→ Your goal: Please repeat all of the listing exactly.

→ Entries supplied:
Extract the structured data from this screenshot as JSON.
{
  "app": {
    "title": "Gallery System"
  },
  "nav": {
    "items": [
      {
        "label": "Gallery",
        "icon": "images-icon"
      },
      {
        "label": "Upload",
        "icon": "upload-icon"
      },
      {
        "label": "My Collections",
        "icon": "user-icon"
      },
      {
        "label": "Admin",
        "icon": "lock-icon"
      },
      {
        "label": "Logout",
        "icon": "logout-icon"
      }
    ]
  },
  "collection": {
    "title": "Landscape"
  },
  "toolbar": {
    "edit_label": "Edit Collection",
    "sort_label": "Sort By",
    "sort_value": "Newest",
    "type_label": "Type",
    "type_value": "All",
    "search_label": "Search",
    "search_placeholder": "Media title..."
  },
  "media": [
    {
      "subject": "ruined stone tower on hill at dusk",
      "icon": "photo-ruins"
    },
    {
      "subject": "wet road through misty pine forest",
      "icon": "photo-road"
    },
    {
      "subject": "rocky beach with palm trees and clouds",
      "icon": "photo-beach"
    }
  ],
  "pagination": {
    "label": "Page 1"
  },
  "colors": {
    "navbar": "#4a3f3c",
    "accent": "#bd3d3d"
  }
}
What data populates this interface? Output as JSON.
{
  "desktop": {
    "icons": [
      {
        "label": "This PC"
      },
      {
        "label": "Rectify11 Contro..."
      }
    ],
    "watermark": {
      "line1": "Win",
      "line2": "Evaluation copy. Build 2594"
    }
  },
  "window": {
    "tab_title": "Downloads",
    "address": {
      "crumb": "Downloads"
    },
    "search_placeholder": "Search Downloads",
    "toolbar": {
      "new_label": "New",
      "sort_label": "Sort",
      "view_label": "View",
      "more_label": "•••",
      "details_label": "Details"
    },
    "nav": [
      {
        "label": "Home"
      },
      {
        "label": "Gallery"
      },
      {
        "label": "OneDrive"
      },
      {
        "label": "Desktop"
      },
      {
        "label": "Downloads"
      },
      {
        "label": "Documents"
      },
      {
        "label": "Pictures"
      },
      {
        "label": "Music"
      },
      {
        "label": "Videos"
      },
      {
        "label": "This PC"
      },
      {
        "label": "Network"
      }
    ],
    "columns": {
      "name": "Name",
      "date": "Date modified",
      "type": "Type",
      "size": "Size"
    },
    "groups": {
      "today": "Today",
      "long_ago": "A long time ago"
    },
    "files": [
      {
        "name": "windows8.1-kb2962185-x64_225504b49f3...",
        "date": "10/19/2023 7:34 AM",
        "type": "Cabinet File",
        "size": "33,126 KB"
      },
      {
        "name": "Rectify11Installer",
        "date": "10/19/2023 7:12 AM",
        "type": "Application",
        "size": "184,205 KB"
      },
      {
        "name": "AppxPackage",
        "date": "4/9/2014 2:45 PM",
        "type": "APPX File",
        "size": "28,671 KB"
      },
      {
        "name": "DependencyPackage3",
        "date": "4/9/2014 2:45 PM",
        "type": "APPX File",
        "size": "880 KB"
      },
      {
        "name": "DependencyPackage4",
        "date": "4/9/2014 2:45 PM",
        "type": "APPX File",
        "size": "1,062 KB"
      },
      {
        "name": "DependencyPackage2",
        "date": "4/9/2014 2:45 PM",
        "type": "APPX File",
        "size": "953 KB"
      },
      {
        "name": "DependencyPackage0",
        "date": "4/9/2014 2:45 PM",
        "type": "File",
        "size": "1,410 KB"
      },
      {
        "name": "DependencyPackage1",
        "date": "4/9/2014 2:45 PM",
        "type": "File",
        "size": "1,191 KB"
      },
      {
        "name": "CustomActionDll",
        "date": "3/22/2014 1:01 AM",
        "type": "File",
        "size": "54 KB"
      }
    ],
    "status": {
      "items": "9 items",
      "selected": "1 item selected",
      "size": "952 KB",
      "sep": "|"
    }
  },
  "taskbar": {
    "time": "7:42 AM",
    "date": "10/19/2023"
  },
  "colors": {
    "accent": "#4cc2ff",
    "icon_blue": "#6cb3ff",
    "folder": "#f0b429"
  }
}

→ Result of the exercise:
Extract the structured data from this screenshot as JSON.
{
  "app": {
    "title": "Gallery System"
  },
  "nav": {
    "items": [
      {
        "label": "Gallery",
        "icon": "images-icon"
      },
      {
        "label": "Upload",
        "icon": "upload-icon"
      },
      {
        "label": "My Collections",
        "icon": "user-icon"
      },
      {
        "label": "Admin",
        "icon": "lock-icon"
      },
      {
        "label": "Logout",
        "icon": "logout-icon"
      }
    ]
  },
  "collection": {
    "title": "Landscape"
  },
  "toolbar": {
    "edit_label": "Edit Collection",
    "sort_label": "Sort By",
    "sort_value": "Newest",
    "type_label": "Type",
    "type_value": "All",
    "search_label": "Search",
    "search_placeholder": "Media title..."
  },
  "media": [
    {
      "subject": "ruined stone tower on hill at dusk",
      "icon": "photo-ruins"
    },
    {
      "subject": "wet road through misty pine forest",
      "icon": "photo-road"
    },
    {
      "subject": "rocky beach with palm trees and clouds",
      "icon": "photo-beach"
    }
  ],
  "pagination": {
    "label": "Page 1"
  },
  "colors": {
    "navbar": "#4a3f3c",
    "accent": "#bd3d3d"
  }
}
What data populates this interface? Output as JSON.
{
  "desktop": {
    "icons": [
      {
        "label": "This PC"
      },
      {
        "label": "Rectify11 Contro..."
      }
    ],
    "watermark": {
      "line1": "Win",
      "line2": "Evaluation copy. Build 2594"
    }
  },
  "window": {
    "tab_title": "Downloads",
    "address": {
      "crumb": "Downloads"
    },
    "search_placeholder": "Search Downloads",
    "toolbar": {
      "new_label": "New",
      "sort_label": "Sort",
      "view_label": "View",
      "more_label": "•••",
      "details_label": "Details"
    },
    "nav": [
      {
        "label": "Home"
      },
      {
        "label": "Gallery"
      },
      {
        "label": "OneDrive"
      },
      {
        "label": "Desktop"
      },
      {
        "label": "Downloads"
      },
      {
        "label": "Documents"
      },
      {
        "label": "Pictures"
      },
      {
        "label": "Music"
      },
      {
        "label": "Videos"
      },
      {
        "label": "This PC"
      },
      {
        "label": "Network"
      }
    ],
    "columns": {
      "name": "Name",
      "date": "Date modified",
      "type": "Type",
      "size": "Size"
    },
    "groups": {
      "today": "Today",
      "long_ago": "A long time ago"
    },
    "files": [
      {
        "name": "windows8.1-kb2962185-x64_225504b49f3...",
        "date": "10/19/2023 7:34 AM",
        "type": "Cabinet File",
        "size": "33,126 KB"
      },
      {
        "name": "Rectify11Installer",
        "date": "10/19/2023 7:12 AM",
        "type": "Application",
        "size": "184,205 KB"
      },
      {
        "name": "AppxPackage",
        "date": "4/9/2014 2:45 PM",
        "type": "APPX File",
        "size": "28,671 KB"
      },
      {
        "name": "DependencyPackage3",
        "date": "4/9/2014 2:45 PM",
        "type": "APPX File",
        "size": "880 KB"
      },
      {
        "name": "DependencyPackage4",
        "date": "4/9/2014 2:45 PM",
        "type": "APPX File",
        "size": "1,062 KB"
      },
      {
        "name": "DependencyPackage2",
        "date": "4/9/2014 2:45 PM",
        "type": "APPX File",
        "size": "953 KB"
      },
      {
        "name": "DependencyPackage0",
        "date": "4/9/2014 2:45 PM",
        "type": "File",
        "size": "1,410 KB"
      },
      {
        "name": "DependencyPackage1",
        "date": "4/9/2014 2:45 PM",
        "type": "File",
        "size": "1,191 KB"
      },
      {
        "name": "CustomActionDll",
        "date": "3/22/2014 1:01 AM",
        "type": "File",
        "size": "54 KB"
      }
    ],
    "status": {
      "items": "9 items",
      "selected": "1 item selected",
      "size": "952 KB",
      "sep": "|"
    }
  },
  "taskbar": {
    "time": "7:42 AM",
    "date": "10/19/2023"
  },
  "colors": {
    "accent": "#4cc2ff",
    "icon_blue": "#6cb3ff",
    "folder": "#f0b429"
  }
}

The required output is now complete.